Alegre J1, Suarez A2, García-Quintana AM2, Castro-Marrero J1, García-Quintana J2.
1Chronic Fatigue Group. Vall d´Hebron University Hospital Research Institute. Universidad Autónoma de Barcelona. Spain. 2CFS Unit. Centro Médico Delfos. Barcelona. Spain
Additional notes from Hope:
Examining exercise tolerance in CFS patients
Retrospective study of 6 year exercise testing:
- Cardiac output was monitored (pulse contour analysis)
- Lactate levels
- Peak O2 uptake is low in CFS patients
- Circulation is not different
- What explains the low values?
What’s the underlying reason for this?
- ADP, Pi, and H+ are recycled in the mitochondria
- Low lactate after exercise in several patients –similar to another doctor’s work
- Perhaps the cause of PEM is that several complex biological pathways might possibly go wrong:
- down-regulation of the entire system – lowering of lactate and H+
- a block in the system resulting in lower lactate and higher H+ production
- or something goes wrong in the mitochondria and the system compensates by overproducing H+ (protons)
Question and Answer session:
Q: what are your thoughts about a portable CPET machine to observe an individual’s given HR and VO2 max at any time while traveling, or during the specific moment of PEM after a particular exertion?

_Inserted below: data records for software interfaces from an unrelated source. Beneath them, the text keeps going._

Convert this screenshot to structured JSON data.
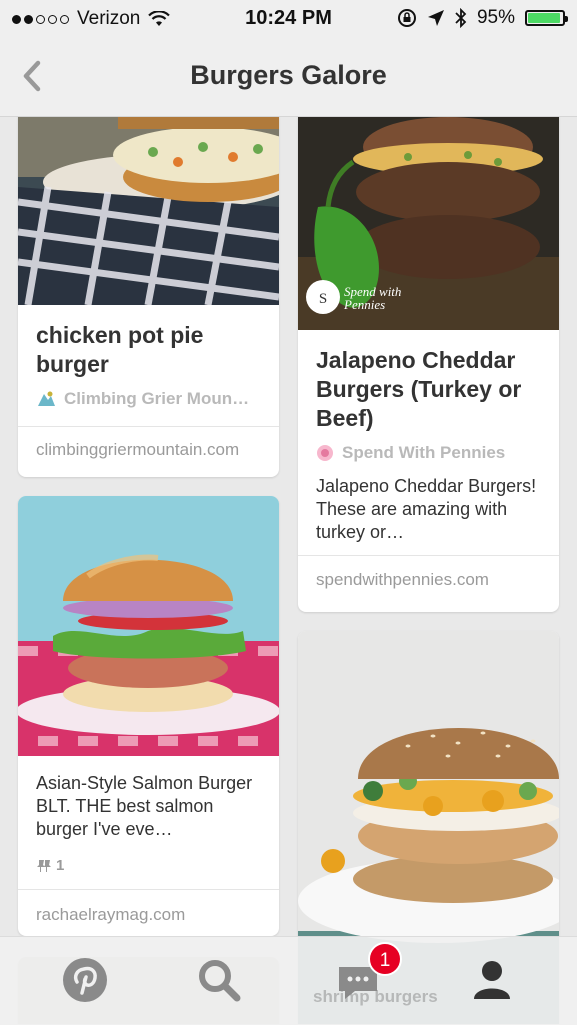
{
  "status_bar": {
    "carrier": "Verizon",
    "time": "10:24 PM",
    "battery_percent": "95%",
    "battery_level": 0.95,
    "battery_color": "#4cd964"
  },
  "nav": {
    "title": "Burgers Galore",
    "back_icon": "chevron-left-icon"
  },
  "feed": {
    "pins": [
      {
        "title": "chicken pot pie burger",
        "pinner": "Climbing Grier Moun…",
        "domain": "climbinggriermountain.com"
      },
      {
        "title": "Jalapeno Cheddar Burgers (Turkey or Beef)",
        "pinner": "Spend With Pennies",
        "description": "Jalapeno Cheddar Burgers! These are amazing with turkey or…",
        "domain": "spendwithpennies.com",
        "image_watermark": "Spend with Pennies"
      },
      {
        "description": "Asian-Style Salmon Burger BLT. THE best salmon burger I've eve…",
        "repin_count": "1",
        "domain": "rachaelraymag.com"
      },
      {
        "peek_text": "shrimp burgers"
      }
    ]
  },
  "tabbar": {
    "tabs": [
      "pinterest-home-icon",
      "search-icon",
      "messages-icon",
      "profile-icon"
    ],
    "notification_count": "1",
    "accent_color": "#e60023"
  }
}
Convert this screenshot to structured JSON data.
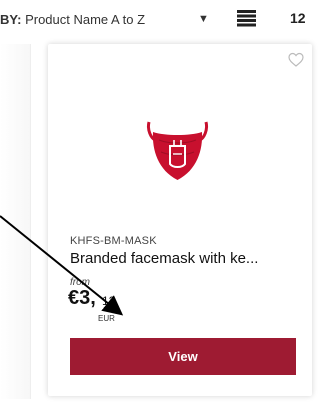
{
  "toolbar": {
    "sort_prefix": "BY:",
    "sort_value": "Product Name A to Z",
    "sort_caret": "▼",
    "items_per_page": "12"
  },
  "product": {
    "sku": "KHFS-BM-MASK",
    "name": "Branded facemask with ke...",
    "from_label": "from",
    "price_whole": "€3,",
    "price_cents": "12",
    "currency": "EUR",
    "view_label": "View"
  },
  "colors": {
    "brand": "#9e1b32",
    "mask": "#c8102e"
  },
  "icons": {
    "list": "list-view-icon",
    "favorite": "heart-outline-icon",
    "sort": "caret-down-icon"
  }
}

A: The researcher owns such machine which cost $30,000 !!!
Q: do other patients outside of CFS have PEM?
A: Danish Dr. Vermeulen treated a HIV patient had PEM as well – second test a lot worse than the first test
Q: do you see other patients with PEM?
A: No, and we have tested many patients with cardiovascular conditions etc, and they have nothing like CFS patients – both high and low functioning (yet the closest to the PEM was the HIV patient from that Dr. Vermeulen)
Q: What defines the minimal exercise threshold that induces PEM?
A: the patient – it has to be a very individualized approach to physical activity guidelines
Q: there are potent PEM responses to CPET 1 and 2 testing…
A: Researchers agreed that there was a concern:
- Some patients relapsed for 1 month
- All docs need to be very cautious about the possibility of PEM
- Patients need to expect a relapse and to be surprised if there is none
Additional researcher comments:
- Lung-wise there was nothing wrong with the pulmonary function before the exercise
- It’s the diminished functional capacity of the lungs itself with PEM after the exertion